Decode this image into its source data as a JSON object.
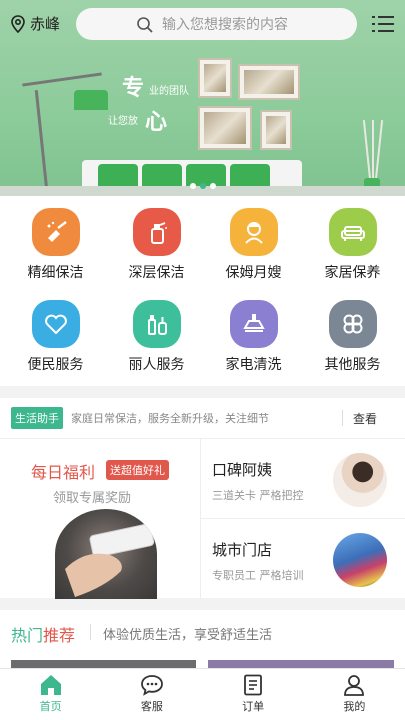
{
  "location": {
    "city": "赤峰"
  },
  "search": {
    "placeholder": "输入您想搜索的内容"
  },
  "banner": {
    "slogan_big_1": "专",
    "slogan_small_1": "业的团队",
    "slogan_small_2": "让您放",
    "slogan_big_2": "心",
    "slides": 3,
    "active_slide": 2
  },
  "services": [
    {
      "label": "精细保洁",
      "icon": "broom-icon",
      "color": "#f08a3c"
    },
    {
      "label": "深层保洁",
      "icon": "spray-bottle-icon",
      "color": "#e85a48"
    },
    {
      "label": "保姆月嫂",
      "icon": "nanny-icon",
      "color": "#f5b33c"
    },
    {
      "label": "家居保养",
      "icon": "sofa-icon",
      "color": "#9ccc4a"
    },
    {
      "label": "便民服务",
      "icon": "heart-icon",
      "color": "#3aaee2"
    },
    {
      "label": "丽人服务",
      "icon": "cosmetics-icon",
      "color": "#3cbf9a"
    },
    {
      "label": "家电清洗",
      "icon": "range-hood-icon",
      "color": "#8a7fd0"
    },
    {
      "label": "其他服务",
      "icon": "clover-icon",
      "color": "#7b8795"
    }
  ],
  "helper": {
    "tag": "生活助手",
    "text": "家庭日常保洁，服务全新升级，关注细节",
    "more": "查看"
  },
  "promo": {
    "daily": {
      "title": "每日福利",
      "badge": "送超值好礼",
      "subtitle": "领取专属奖励"
    },
    "items": [
      {
        "title": "口碑阿姨",
        "subtitle": "三道关卡 严格把控"
      },
      {
        "title": "城市门店",
        "subtitle": "专职员工 严格培训"
      }
    ]
  },
  "hot": {
    "title_green": "热门",
    "title_red": "推荐",
    "subtitle": "体验优质生活，享受舒适生活"
  },
  "tabs": [
    {
      "label": "首页",
      "icon": "home-icon",
      "active": true
    },
    {
      "label": "客服",
      "icon": "chat-icon",
      "active": false
    },
    {
      "label": "订单",
      "icon": "order-icon",
      "active": false
    },
    {
      "label": "我的",
      "icon": "user-icon",
      "active": false
    }
  ],
  "colors": {
    "brand": "#3db78d",
    "accent": "#e2574c"
  }
}
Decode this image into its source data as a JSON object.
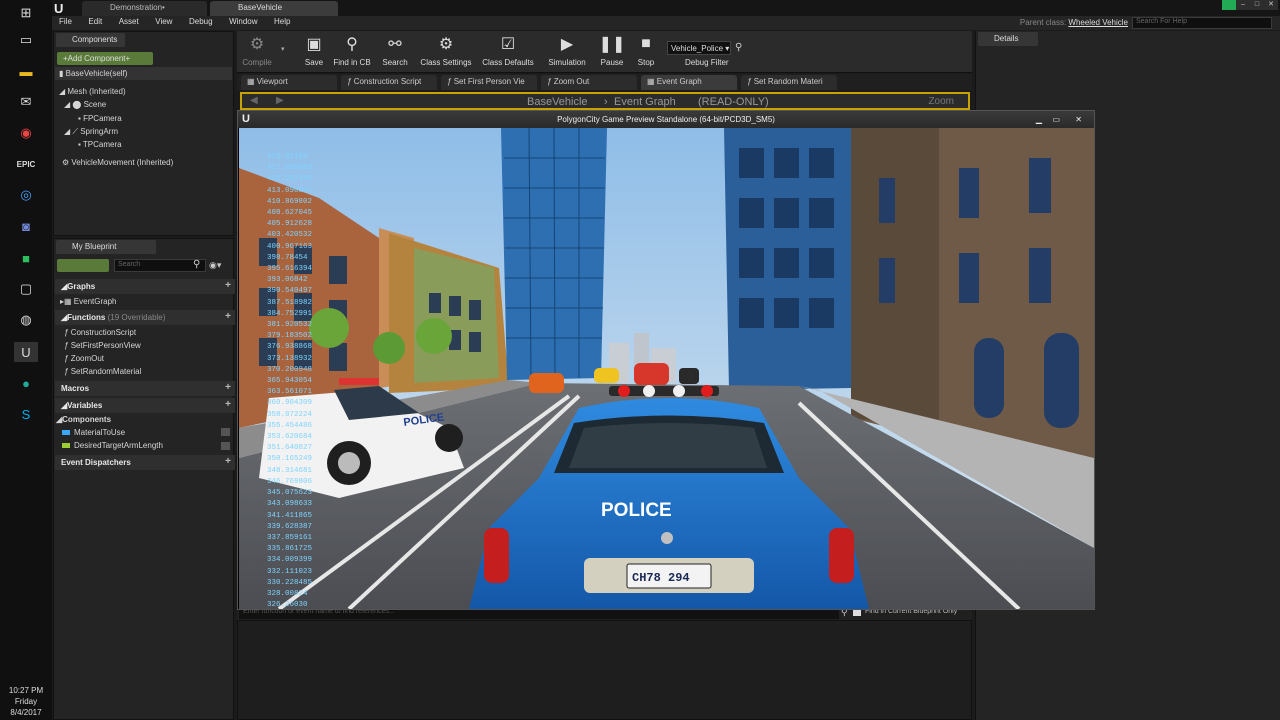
{
  "taskbar": {
    "icons": [
      "windows-start-icon",
      "task-view-icon",
      "file-explorer-icon",
      "mail-icon",
      "chrome-icon",
      "epic-launcher-icon",
      "unreal-icon",
      "discord-icon",
      "evernote-icon",
      "oculus-icon",
      "steam-icon",
      "unreal-engine-icon",
      "app-icon",
      "skype-icon"
    ],
    "clock": {
      "time": "10:27 PM",
      "day": "Friday",
      "date": "8/4/2017"
    }
  },
  "titlebar": {
    "tabs": [
      {
        "label": "Demonstration•"
      },
      {
        "label": "BaseVehicle"
      }
    ]
  },
  "menubar": {
    "items": [
      "File",
      "Edit",
      "Asset",
      "View",
      "Debug",
      "Window",
      "Help"
    ],
    "parent_class_label": "Parent class:",
    "parent_class_value": "Wheeled Vehicle",
    "help_search_placeholder": "Search For Help"
  },
  "components_panel": {
    "tab": "Components",
    "add_button": "+Add Component+",
    "tree": [
      "BaseVehicle(self)",
      "Mesh (Inherited)",
      "Scene",
      "FPCamera",
      "SpringArm",
      "TPCamera",
      "VehicleMovement (Inherited)"
    ]
  },
  "my_blueprint_panel": {
    "tab": "My Blueprint",
    "search_placeholder": "Search",
    "graphs_label": "Graphs",
    "graphs": [
      "EventGraph"
    ],
    "functions_label": "Functions",
    "functions_count": "(19 Overridable)",
    "functions": [
      "ConstructionScript",
      "SetFirstPersonView",
      "ZoomOut",
      "SetRandomMaterial"
    ],
    "macros_label": "Macros",
    "variables_label": "Variables",
    "components_label": "Components",
    "variables": [
      {
        "name": "MaterialToUse",
        "color": "#3aa7ff"
      },
      {
        "name": "DesiredTargetArmLength",
        "color": "#9acd32"
      }
    ],
    "dispatchers_label": "Event Dispatchers"
  },
  "toolbar": {
    "buttons": [
      {
        "label": "Compile",
        "icon": "compile-icon"
      },
      {
        "label": "Save",
        "icon": "save-icon"
      },
      {
        "label": "Find in CB",
        "icon": "find-in-cb-icon"
      },
      {
        "label": "Search",
        "icon": "search-icon"
      },
      {
        "label": "Class Settings",
        "icon": "class-settings-icon"
      },
      {
        "label": "Class Defaults",
        "icon": "class-defaults-icon"
      },
      {
        "label": "Simulation",
        "icon": "simulation-icon"
      },
      {
        "label": "Pause",
        "icon": "pause-icon"
      },
      {
        "label": "Stop",
        "icon": "stop-icon"
      }
    ],
    "debug_dropdown": "Vehicle_Police",
    "debug_filter_label": "Debug Filter"
  },
  "graph_tabs": [
    "Viewport",
    "Construction Script",
    "Set First Person Vie",
    "Zoom Out",
    "Event Graph",
    "Set Random Materi"
  ],
  "graph_breadcrumb": {
    "root": "BaseVehicle",
    "graph": "Event Graph",
    "mode": "(READ-ONLY)",
    "zoom": "Zoom"
  },
  "game_window": {
    "title": "PolygonCity Game Preview Standalone (64-bit/PCD3D_SM5)",
    "license_plate": "CH78 294",
    "police_label": "POLICE",
    "debug_values": [
      "419.91150",
      "417.800883",
      "415.267446",
      "413.090057",
      "410.869802",
      "408.627045",
      "405.912628",
      "403.420532",
      "400.967163",
      "398.78454",
      "395.616394",
      "393.06842",
      "390.540497",
      "387.518982",
      "384.752991",
      "381.920532",
      "379.183502",
      "376.938868",
      "373.138932",
      "370.200948",
      "365.943054",
      "363.561071",
      "360.904309",
      "358.072224",
      "355.454486",
      "353.620684",
      "351.640827",
      "350.165249",
      "348.314681",
      "346.769806",
      "345.075623",
      "343.098633",
      "341.411865",
      "339.628387",
      "337.859161",
      "335.861725",
      "334.009399",
      "332.111023",
      "330.228485",
      "328.00824",
      "326.26030"
    ]
  },
  "find_results": {
    "placeholder": "Enter function or event name to find references...",
    "checkbox_label": "Find in Current Blueprint Only"
  },
  "details_panel": {
    "tab": "Details"
  }
}
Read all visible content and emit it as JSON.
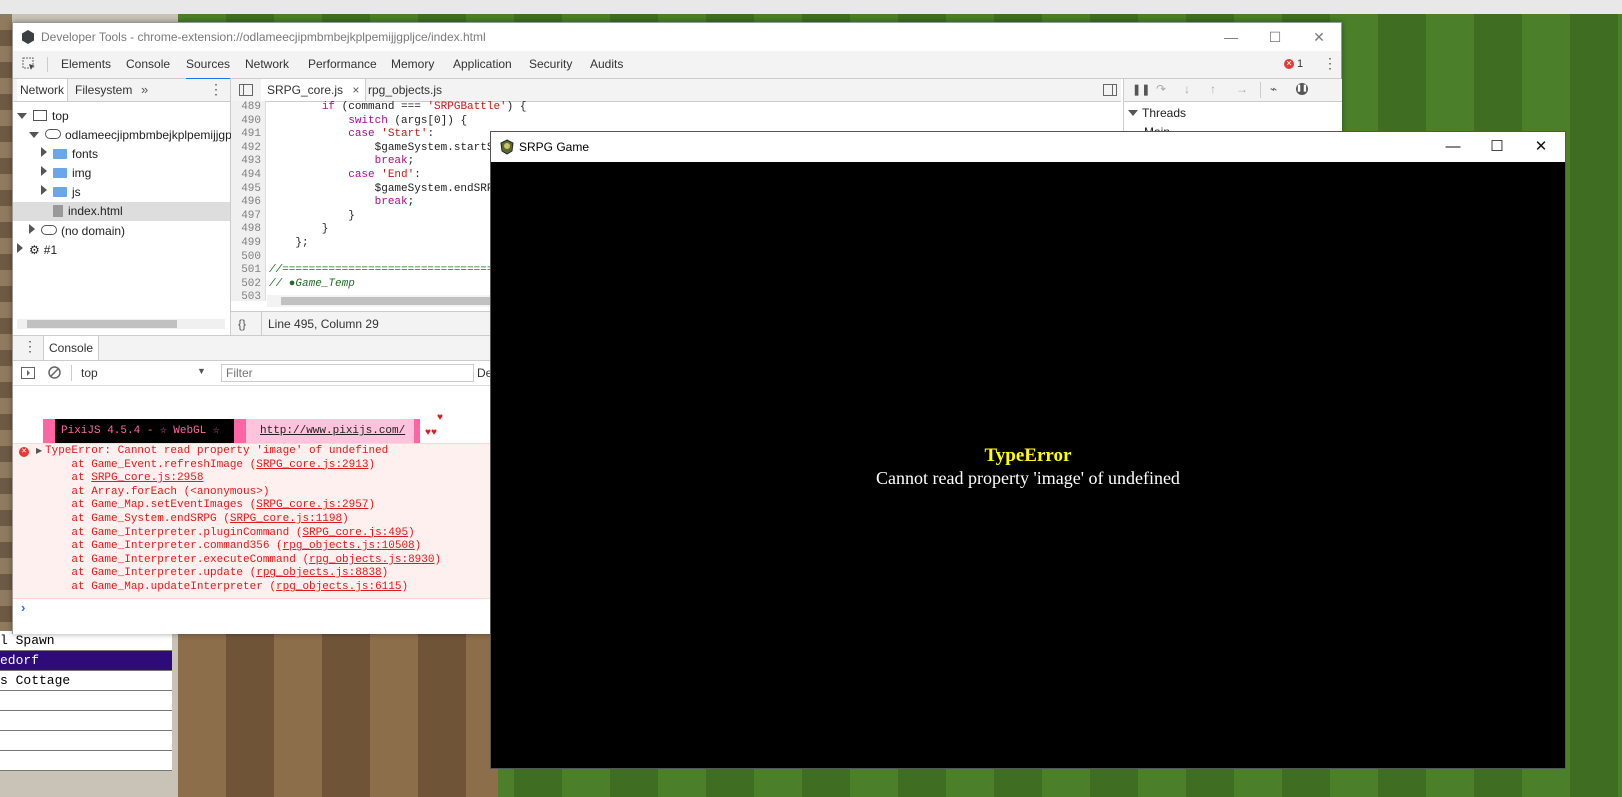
{
  "background": {
    "map_list": [
      "l Spawn",
      "edorf",
      "s Cottage"
    ]
  },
  "devtools": {
    "title": "Developer Tools - chrome-extension://odlameecjipmbmbejkplpemijjgpljce/index.html",
    "tabs": [
      "Elements",
      "Console",
      "Sources",
      "Network",
      "Performance",
      "Memory",
      "Application",
      "Security",
      "Audits"
    ],
    "active_tab": "Sources",
    "error_count": "1",
    "navigator": {
      "tabs": [
        "Network",
        "Filesystem"
      ],
      "more": "»",
      "tree": {
        "top": "top",
        "extension": "odlameecjipmbmbejkplpemijjgplj",
        "fonts": "fonts",
        "img": "img",
        "js": "js",
        "index": "index.html",
        "no_domain": "(no domain)",
        "worker": "#1"
      }
    },
    "editor": {
      "files": [
        "SRPG_core.js",
        "rpg_objects.js"
      ],
      "close": "×",
      "line_numbers": [
        "489",
        "490",
        "491",
        "492",
        "493",
        "494",
        "495",
        "496",
        "497",
        "498",
        "499",
        "500",
        "501",
        "502",
        "503"
      ],
      "status": "Line 495, Column 29",
      "braces": "{}"
    },
    "debugger": {
      "threads_label": "Threads",
      "main_label": "Main"
    },
    "console": {
      "tab": "Console",
      "context": "top",
      "filter_placeholder": "Filter",
      "default_levels": "De",
      "pixi_label": "PixiJS 4.5.4 - ☆ WebGL ☆",
      "pixi_url": "http://www.pixijs.com/",
      "error_head": "TypeError: Cannot read property 'image' of undefined",
      "stack": [
        {
          "fn": "    at Game_Event.refreshImage (",
          "loc": "SRPG_core.js:2913",
          "end": ")"
        },
        {
          "fn": "    at ",
          "loc": "SRPG_core.js:2958",
          "end": ""
        },
        {
          "fn": "    at Array.forEach (<anonymous>)",
          "loc": "",
          "end": ""
        },
        {
          "fn": "    at Game_Map.setEventImages (",
          "loc": "SRPG_core.js:2957",
          "end": ")"
        },
        {
          "fn": "    at Game_System.endSRPG (",
          "loc": "SRPG_core.js:1198",
          "end": ")"
        },
        {
          "fn": "    at Game_Interpreter.pluginCommand (",
          "loc": "SRPG_core.js:495",
          "end": ")"
        },
        {
          "fn": "    at Game_Interpreter.command356 (",
          "loc": "rpg_objects.js:10508",
          "end": ")"
        },
        {
          "fn": "    at Game_Interpreter.executeCommand (",
          "loc": "rpg_objects.js:8930",
          "end": ")"
        },
        {
          "fn": "    at Game_Interpreter.update (",
          "loc": "rpg_objects.js:8838",
          "end": ")"
        },
        {
          "fn": "    at Game_Map.updateInterpreter (",
          "loc": "rpg_objects.js:6115",
          "end": ")"
        }
      ],
      "prompt": "›"
    }
  },
  "game": {
    "title": "SRPG Game",
    "error_title": "TypeError",
    "error_message": "Cannot read property 'image' of undefined"
  }
}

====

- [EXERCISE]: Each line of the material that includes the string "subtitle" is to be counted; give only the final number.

- [EXERCISE OUTPUT]: 4